We’ve been covering the East-Central Vermont Community Fiber-Optic Network (ECFiber) since 2009; it has come a long way from inception. ECFiber is a group of rural Vermont towns that are working together to deploy a regional network to offer high-quality Internet access to communities typically stuck with slow, unreliable connections such as DSL and dial-up. In this episode, Christopher talks with Carole Monroe, CEO of ValleyNet, and Irv Thomae, District Chairmen of ECFiber’s Governing Board. The not-for-profit ValleyNet operates the ECFiber network.

The organization has faced ups and downs and always seemed to overcome challenges. It began with funding from individual local investors who recognized the need to bring Fiber-to-the-Home (FTTH) to the region. Now, the organization is characterized as a “communications union district,” which creates greater funding flexibility and stability.

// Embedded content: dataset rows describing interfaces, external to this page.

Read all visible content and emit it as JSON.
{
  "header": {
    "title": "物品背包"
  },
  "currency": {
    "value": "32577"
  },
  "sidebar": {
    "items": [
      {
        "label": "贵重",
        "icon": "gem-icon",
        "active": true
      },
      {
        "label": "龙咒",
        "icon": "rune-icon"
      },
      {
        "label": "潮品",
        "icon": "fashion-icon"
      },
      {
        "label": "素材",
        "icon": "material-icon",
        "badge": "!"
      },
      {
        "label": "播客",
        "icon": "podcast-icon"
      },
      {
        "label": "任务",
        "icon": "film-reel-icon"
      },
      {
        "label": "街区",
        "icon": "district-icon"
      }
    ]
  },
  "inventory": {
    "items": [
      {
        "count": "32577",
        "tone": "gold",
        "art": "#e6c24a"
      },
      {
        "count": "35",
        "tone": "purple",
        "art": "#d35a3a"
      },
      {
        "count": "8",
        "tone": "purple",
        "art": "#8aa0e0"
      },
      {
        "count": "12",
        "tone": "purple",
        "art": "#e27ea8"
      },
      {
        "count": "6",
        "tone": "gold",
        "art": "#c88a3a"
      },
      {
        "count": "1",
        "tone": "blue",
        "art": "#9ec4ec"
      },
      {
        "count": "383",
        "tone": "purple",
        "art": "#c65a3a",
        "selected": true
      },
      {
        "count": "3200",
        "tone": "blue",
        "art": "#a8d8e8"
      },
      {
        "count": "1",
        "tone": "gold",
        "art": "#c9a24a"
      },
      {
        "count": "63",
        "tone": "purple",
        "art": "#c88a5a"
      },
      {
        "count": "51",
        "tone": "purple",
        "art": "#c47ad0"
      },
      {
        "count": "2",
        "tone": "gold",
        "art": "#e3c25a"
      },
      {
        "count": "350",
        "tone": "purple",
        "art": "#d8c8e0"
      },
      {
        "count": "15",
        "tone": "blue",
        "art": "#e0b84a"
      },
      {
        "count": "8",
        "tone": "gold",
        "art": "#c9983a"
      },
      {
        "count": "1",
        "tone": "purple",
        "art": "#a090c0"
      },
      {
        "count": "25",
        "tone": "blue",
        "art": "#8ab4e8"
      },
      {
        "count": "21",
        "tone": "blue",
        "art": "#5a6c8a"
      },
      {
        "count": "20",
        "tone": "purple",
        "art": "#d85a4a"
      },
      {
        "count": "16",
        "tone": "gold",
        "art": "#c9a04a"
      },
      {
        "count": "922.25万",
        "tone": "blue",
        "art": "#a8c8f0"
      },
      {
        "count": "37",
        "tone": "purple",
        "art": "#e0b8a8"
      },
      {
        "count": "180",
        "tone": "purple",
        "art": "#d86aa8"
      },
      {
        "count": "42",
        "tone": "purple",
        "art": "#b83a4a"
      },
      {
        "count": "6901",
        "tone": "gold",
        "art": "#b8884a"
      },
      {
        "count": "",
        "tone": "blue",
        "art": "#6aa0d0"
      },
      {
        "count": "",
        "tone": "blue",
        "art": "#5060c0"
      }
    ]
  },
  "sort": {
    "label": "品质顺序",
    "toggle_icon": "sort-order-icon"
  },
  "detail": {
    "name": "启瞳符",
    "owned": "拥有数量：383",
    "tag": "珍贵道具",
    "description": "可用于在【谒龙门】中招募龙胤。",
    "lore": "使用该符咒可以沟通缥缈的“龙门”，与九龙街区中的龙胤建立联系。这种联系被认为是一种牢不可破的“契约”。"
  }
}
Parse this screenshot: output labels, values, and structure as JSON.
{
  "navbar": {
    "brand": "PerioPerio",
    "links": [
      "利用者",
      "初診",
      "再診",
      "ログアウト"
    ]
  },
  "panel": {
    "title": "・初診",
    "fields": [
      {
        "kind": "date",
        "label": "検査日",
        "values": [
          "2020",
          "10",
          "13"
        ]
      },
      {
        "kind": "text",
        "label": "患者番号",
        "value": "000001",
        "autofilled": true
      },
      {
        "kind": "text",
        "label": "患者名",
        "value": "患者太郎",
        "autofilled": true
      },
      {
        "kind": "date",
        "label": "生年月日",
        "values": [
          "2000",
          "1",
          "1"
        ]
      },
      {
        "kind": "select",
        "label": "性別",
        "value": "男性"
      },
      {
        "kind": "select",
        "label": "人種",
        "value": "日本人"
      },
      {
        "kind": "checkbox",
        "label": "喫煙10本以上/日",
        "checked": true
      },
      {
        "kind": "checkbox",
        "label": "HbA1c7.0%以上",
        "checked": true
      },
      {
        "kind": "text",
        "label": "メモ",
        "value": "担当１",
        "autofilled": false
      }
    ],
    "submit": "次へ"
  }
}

In this interview, Carole and Irv talk about the new designation and the plans for bringing the network to the communities that are clamoring for better Internet access. They also get into recent developments surrounding overbuilding by DSL provider FairPoint, a project funded by CAF II subsidies. We hear how ECFiber is bringing better connectivity to local schools and helping save public dollars at the same time and we find out more about the ways Vermonters in the eastern rural communities are using their publicly owned network.

Read the transcript of the show here.

We want your feedback and suggestions for the show-please e-mail us or leave a comment below.

This show is 29 minutes long and can be played on this page or via iTunes or the tool of your choice using this feed.

You can download this mp3 file...

Read more
Posted April 19, 2017 by christopher

As we continue to cover the growing movement of rural electric cooperatives to bring high quality Internet networks to their members, we wanted to bring Alyssa Clemsen-Roberts back on the show. Alyssa was last on the show for episode 109 and has since moved from the Utilities Telecom Council to Pedernales Electric Co-op in Texas.

Though Pedernales is not considering a major broadband investment, Alyssa's insights from her years working with many electric utilities are valuable in understanding what electric co-ops have to consider before making a network investment. 

We start off by discussing the recent legislation in Tennessee that finally allows electric co-ops to offer Internet access before we move on to the real considerations a general manager has to examine before getting into telecom. We also talk quite a bit about the interplay between rural electric co-ops and telecommunications companies.

Read the transcript of the show.

We want your feedback and suggestions for the show-please e-mail us or leave a comment below.

This show is 32 minutes long and can be played on this page or via iTunes or the tool of your choice using this feed.

You can download this mp3 file directly from here. Listen to other episodes here or view all episodes in our index.

Thanks to Break the Bans for the music. The song is Escape and is licensed under a Creative Commons Attribution (3.0) license.

Pages

Subscribe to subsidies